In my experience, adding new members to the mission is best accomplished by keeping current members healthy. I think our mission has come to believe that ultimately it is God who plants new seeds in our mission, and that our responsibility is to provide good soil. We can get the word out there, we can advertise and announce our presence, but, generally, the folks who have found their way to us are those who had been looking all along – looking for an expression of Christian faith dissimilar to popular culture, with lasting and time-tested beliefs and practices. Getting folks through the door has largely been outside our influence; greatly within our influence, however, is what they find when they arrive….
Often, inquirers come to our door through means we did not devise: maybe a priest or members of another parish will refer someone to us. What that inquirer finds when he comes to our door, in our experience, influences his decision to continue with us. So, striving to become a loving community has been important. We believe that the kind of growth that we can manipulate is probably not the kind of growth we want – those folks may not last for long. Instead, we emphasize striving for genuine community, and that seems to be attractive to inquirers. Helping converts adjust to the reality of Orthodox life – one where the glow wears off eventually and that necessarily involves struggle – has become important…. —Fr. John Oliver (source)

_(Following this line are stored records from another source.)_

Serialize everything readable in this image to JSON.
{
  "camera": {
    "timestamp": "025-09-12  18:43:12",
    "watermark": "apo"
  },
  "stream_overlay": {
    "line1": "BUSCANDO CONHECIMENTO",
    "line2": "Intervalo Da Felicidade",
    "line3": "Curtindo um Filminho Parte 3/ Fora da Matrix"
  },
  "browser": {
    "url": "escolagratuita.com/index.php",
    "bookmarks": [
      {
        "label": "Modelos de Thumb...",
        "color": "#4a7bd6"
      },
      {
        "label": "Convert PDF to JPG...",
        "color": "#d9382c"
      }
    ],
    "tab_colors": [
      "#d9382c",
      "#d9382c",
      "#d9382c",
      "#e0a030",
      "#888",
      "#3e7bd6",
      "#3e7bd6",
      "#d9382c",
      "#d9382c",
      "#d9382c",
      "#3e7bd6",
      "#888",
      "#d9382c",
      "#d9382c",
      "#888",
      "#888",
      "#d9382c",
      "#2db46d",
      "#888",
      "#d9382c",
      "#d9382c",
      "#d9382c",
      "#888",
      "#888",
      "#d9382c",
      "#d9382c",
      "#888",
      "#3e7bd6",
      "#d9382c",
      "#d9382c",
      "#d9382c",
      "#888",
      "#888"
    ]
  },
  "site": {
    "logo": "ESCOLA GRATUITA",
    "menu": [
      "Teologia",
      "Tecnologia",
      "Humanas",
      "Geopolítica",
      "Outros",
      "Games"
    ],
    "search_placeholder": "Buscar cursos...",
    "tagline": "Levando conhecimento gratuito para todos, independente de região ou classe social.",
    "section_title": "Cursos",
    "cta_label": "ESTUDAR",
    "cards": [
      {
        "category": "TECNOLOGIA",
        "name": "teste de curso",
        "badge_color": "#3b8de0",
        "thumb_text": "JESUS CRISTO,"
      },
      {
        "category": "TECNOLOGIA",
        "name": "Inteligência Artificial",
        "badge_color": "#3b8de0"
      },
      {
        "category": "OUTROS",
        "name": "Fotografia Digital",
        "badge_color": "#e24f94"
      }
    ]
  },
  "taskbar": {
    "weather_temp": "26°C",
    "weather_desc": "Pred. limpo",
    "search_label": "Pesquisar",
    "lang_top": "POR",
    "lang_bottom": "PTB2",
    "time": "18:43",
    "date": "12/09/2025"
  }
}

Though not framed explicitly so, this passage from Tennessee mission priest, author, podcaster and friend Fr. John Oliver illustrates an essentially localist approach to evangelism. In order for human persons to come into communion with Christ within our current culture, the Gospel cannot be treated as a piece of information to be advertised. We are not selling something.
What we seek in evangelism is precisely the communication of the Gospel, which cannot be accomplished independent of community. Though some images of the Apostles would envision them as essentially traveling about to spread a piece of information, they rarely traveled alone, thus bringing community with them, and where they went they typically sought out existing communities of believers in which to do their work, even if those communities were still centered on the synagogue and not the church. Indeed, all of the written communication we have from the Apostles is addressed to believers, as are most of the accounts of their preaching.
I regard the work of building an evangelistic church as being the development of “spiritual infrastructure.” The localist is defined by his attention to what is next to him and by knowing how to live with the consequences of his decisions, rather than formulating grand designs to impose from afar or to impart as a singular datum without incarnate relationship. Though not typically stated in Orthodox patristic ecclesiological writings, this truth is assumed, that Christians and their leaders live with and among the community to whom they bring the Gospel. That means they will care about their place and about the people in that place.
It truly is God Who sows the seed. My experience is that advertising does little but raise availability and that evangelistic outreach events have as their primary effect the invigoration and training of the faithful. (Most of the people who attend such things are not seekers.) Neither are particularly noteworthy for their bringing in those who are not yet among the faithful.